▸ What to produce: Copy out, from the entries below, each line holding the string "data".

▸ Source material:

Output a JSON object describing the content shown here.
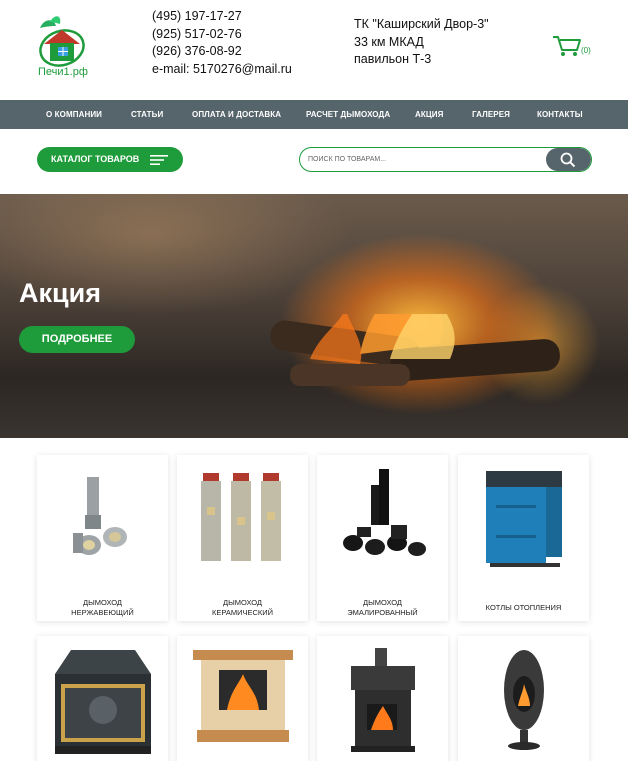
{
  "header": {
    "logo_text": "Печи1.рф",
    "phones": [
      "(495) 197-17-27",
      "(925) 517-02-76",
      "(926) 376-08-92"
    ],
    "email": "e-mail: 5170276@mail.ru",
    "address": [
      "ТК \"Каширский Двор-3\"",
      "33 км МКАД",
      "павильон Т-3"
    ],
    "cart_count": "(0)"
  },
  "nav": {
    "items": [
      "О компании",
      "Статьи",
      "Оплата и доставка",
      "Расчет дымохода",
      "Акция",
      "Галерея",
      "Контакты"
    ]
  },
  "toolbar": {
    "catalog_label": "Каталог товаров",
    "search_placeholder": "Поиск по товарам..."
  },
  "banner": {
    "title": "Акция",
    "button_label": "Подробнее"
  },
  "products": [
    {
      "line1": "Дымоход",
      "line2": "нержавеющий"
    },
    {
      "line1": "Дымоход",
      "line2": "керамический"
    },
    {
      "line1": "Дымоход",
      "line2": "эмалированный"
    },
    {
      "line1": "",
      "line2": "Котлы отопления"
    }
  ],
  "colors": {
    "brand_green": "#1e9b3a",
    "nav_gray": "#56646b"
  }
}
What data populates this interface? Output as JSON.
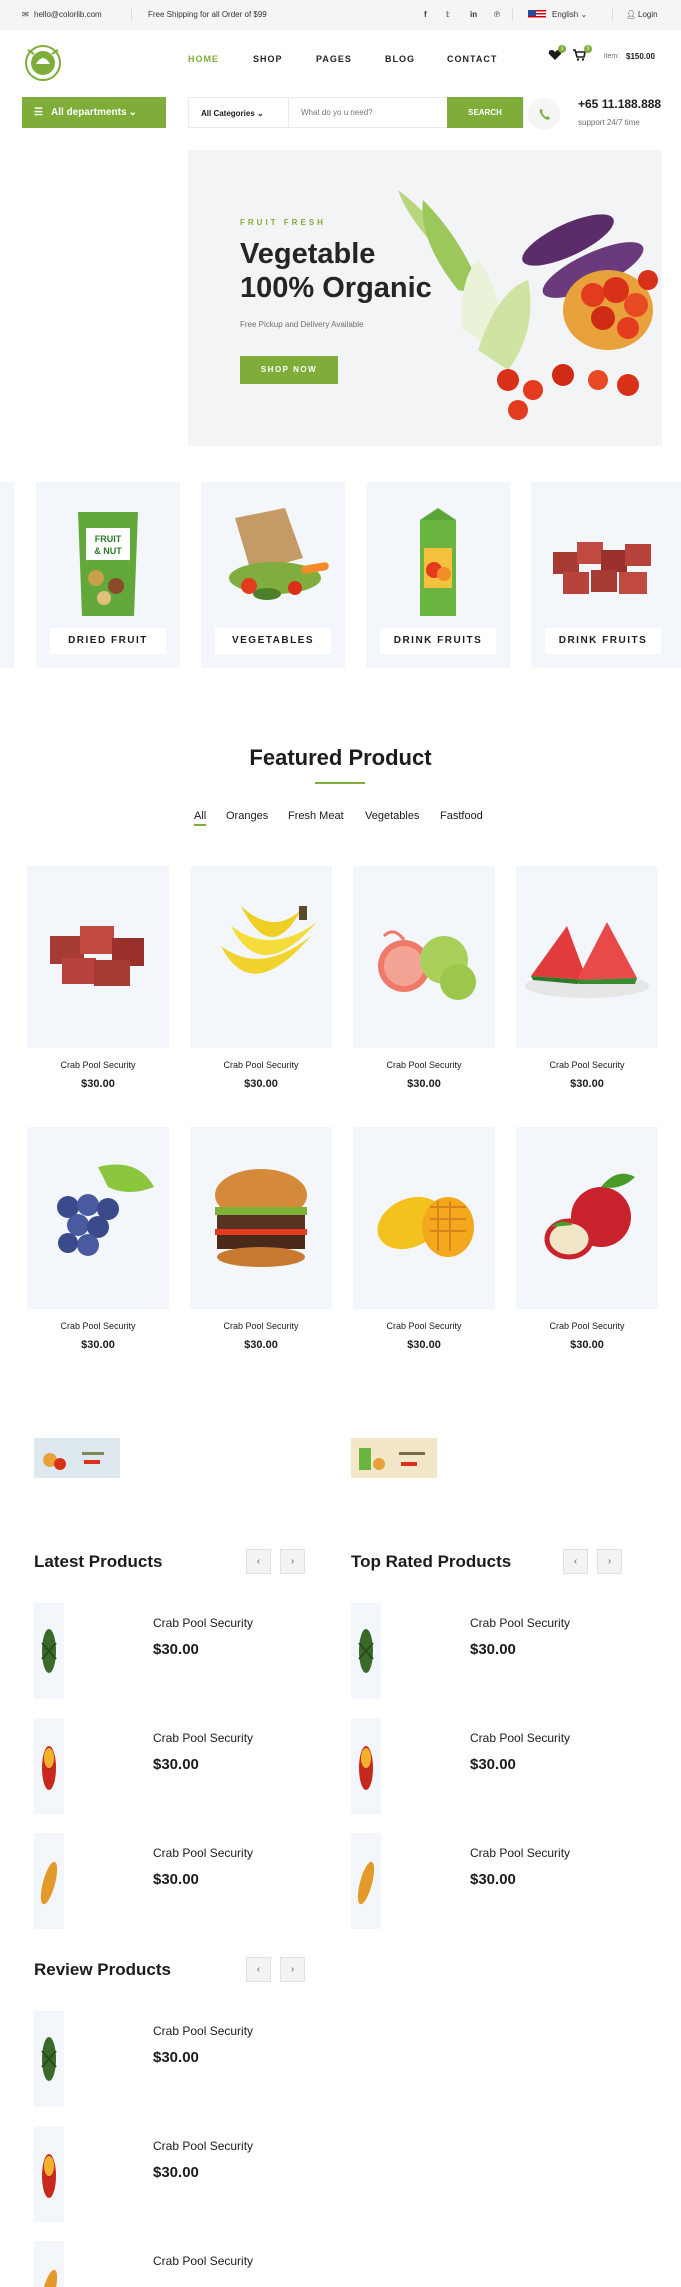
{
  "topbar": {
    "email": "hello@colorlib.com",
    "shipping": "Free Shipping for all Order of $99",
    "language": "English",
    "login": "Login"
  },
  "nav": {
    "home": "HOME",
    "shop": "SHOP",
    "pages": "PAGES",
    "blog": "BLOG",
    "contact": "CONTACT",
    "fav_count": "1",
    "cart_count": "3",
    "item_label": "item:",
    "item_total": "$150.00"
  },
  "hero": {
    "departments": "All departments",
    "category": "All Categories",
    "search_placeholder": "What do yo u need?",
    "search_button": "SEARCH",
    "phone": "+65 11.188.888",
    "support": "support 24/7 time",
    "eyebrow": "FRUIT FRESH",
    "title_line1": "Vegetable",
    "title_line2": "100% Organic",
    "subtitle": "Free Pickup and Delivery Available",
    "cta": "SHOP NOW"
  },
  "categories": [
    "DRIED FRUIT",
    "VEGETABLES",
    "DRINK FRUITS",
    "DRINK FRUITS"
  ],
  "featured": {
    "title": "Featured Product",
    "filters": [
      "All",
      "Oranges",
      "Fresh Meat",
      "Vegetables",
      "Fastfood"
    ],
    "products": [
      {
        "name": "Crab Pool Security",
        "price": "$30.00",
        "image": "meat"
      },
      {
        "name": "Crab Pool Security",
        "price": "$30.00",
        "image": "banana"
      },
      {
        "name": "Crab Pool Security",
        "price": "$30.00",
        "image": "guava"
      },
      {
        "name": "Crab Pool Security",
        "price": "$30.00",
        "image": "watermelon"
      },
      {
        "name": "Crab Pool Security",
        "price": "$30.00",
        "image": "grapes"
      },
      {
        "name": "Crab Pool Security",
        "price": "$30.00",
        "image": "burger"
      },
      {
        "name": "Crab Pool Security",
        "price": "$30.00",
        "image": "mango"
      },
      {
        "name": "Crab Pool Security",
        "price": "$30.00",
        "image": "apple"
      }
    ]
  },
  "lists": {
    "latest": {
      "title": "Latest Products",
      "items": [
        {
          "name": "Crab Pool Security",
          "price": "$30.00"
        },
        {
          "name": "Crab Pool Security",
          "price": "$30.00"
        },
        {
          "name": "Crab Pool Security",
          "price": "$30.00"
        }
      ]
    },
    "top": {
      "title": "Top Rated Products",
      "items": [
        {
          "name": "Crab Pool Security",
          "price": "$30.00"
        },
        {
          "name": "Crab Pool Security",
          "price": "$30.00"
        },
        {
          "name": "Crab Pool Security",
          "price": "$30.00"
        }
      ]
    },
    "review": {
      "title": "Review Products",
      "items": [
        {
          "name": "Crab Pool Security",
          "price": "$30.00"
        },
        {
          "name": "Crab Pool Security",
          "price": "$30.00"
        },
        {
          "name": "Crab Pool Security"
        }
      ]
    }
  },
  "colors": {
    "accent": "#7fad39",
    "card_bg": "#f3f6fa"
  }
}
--
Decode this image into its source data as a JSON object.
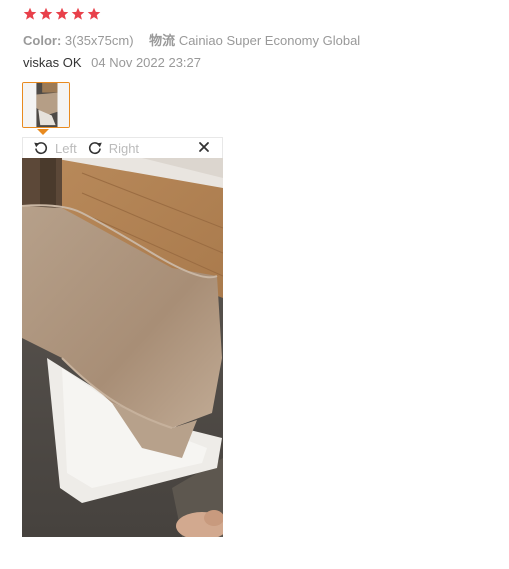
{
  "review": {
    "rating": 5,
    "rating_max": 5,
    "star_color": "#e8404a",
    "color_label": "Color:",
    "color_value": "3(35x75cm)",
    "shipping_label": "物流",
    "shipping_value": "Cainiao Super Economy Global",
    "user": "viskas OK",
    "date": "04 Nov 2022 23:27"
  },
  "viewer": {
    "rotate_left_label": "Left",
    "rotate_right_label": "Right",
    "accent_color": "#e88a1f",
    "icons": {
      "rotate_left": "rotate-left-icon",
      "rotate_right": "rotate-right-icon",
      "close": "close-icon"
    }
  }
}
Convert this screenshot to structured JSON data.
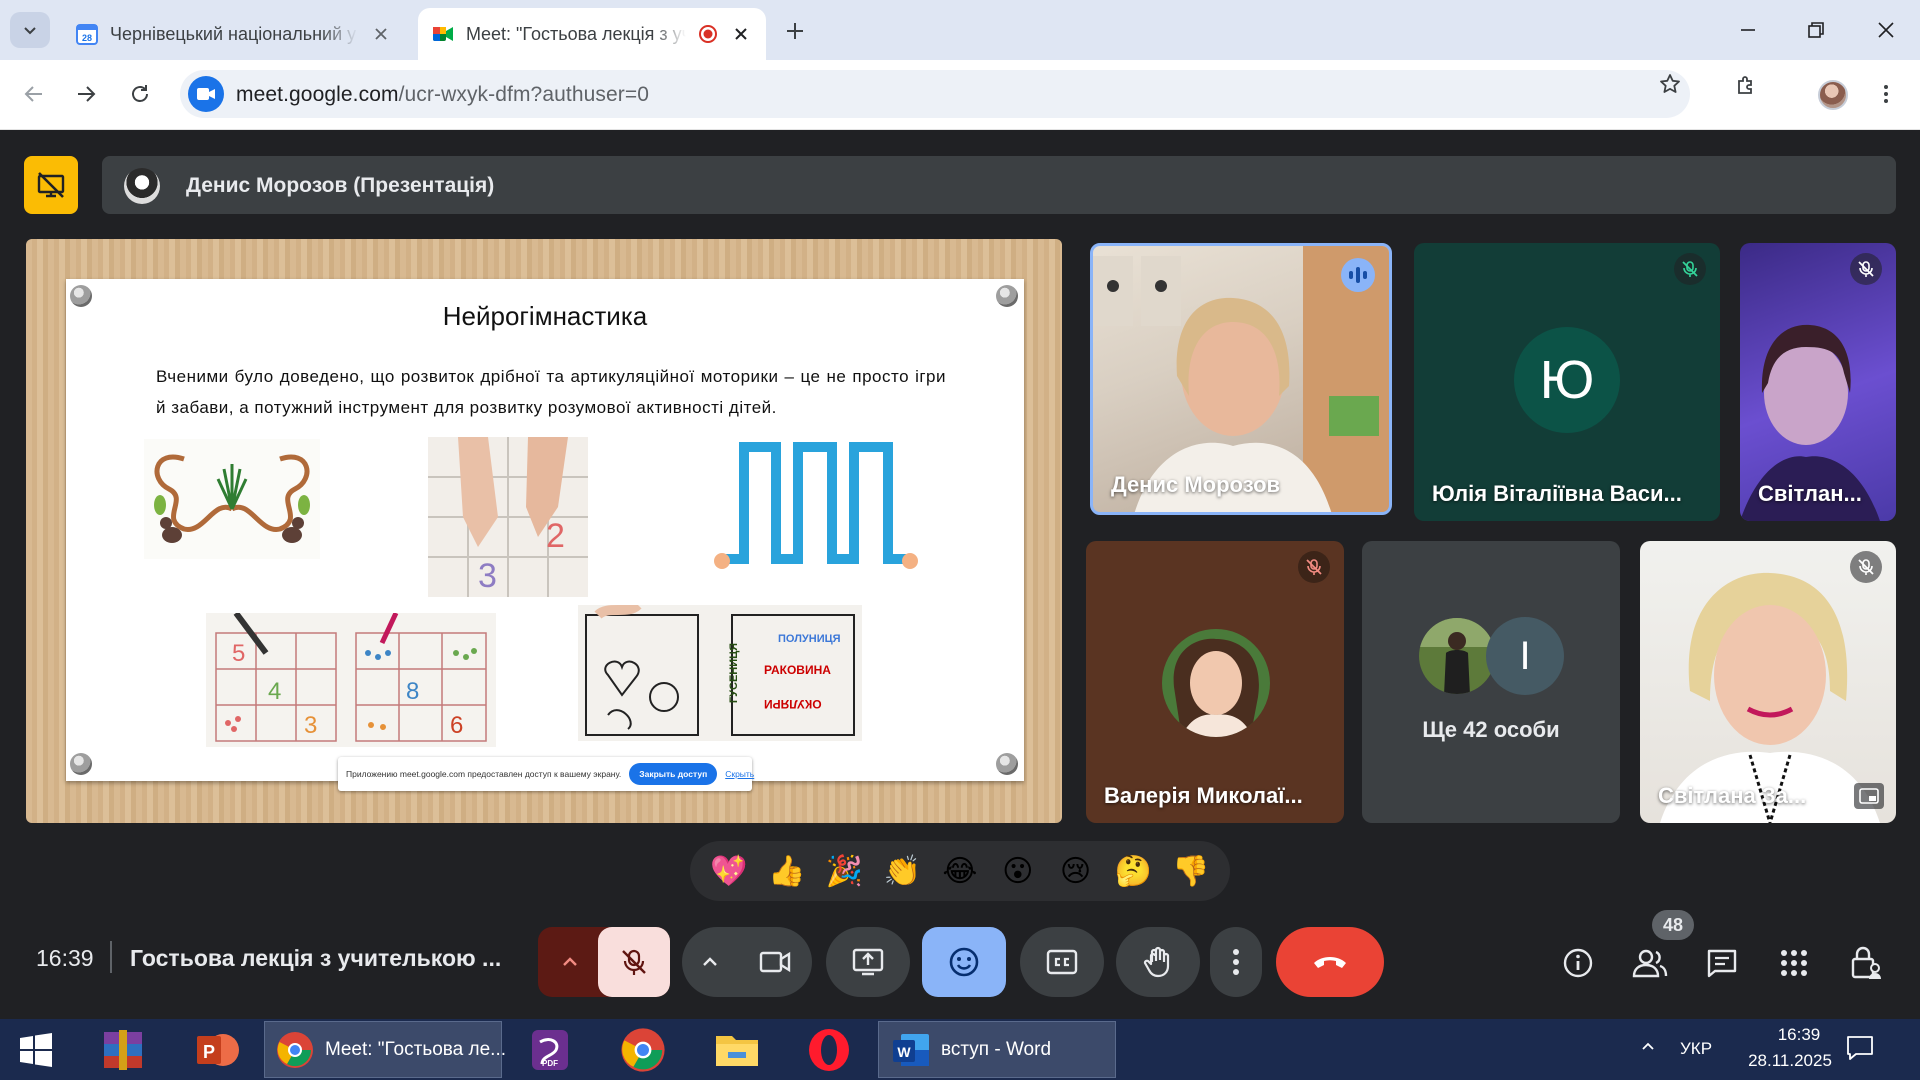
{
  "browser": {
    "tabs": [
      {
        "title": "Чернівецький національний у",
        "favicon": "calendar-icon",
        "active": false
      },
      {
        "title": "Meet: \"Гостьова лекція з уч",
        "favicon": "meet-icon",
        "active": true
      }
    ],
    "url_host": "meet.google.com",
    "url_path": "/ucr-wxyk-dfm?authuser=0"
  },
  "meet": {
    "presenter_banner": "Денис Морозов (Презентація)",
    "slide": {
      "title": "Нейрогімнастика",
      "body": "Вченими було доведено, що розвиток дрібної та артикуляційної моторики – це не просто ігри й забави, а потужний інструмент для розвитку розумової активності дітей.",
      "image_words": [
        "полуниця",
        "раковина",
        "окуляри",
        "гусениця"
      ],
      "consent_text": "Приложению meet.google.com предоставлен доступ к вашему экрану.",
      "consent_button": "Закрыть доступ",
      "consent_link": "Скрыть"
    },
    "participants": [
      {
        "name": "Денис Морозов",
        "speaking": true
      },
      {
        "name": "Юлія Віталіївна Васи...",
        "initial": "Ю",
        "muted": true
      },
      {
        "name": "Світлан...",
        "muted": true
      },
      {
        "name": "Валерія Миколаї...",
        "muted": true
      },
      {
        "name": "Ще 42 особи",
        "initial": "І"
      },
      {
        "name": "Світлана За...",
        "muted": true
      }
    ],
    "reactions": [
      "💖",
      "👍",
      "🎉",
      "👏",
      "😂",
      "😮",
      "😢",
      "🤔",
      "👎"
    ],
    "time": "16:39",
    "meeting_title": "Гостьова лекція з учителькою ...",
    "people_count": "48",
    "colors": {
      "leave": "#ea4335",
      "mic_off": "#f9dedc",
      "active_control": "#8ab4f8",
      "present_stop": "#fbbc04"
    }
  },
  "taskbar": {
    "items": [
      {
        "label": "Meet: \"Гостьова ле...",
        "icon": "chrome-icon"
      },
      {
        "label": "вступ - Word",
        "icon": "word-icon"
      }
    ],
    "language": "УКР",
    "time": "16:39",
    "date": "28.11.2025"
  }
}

▸ Reply to the task:
What data populates this interface? Output as JSON.
Decode this image into its source data as a JSON object.
Convert this screenshot to structured JSON data.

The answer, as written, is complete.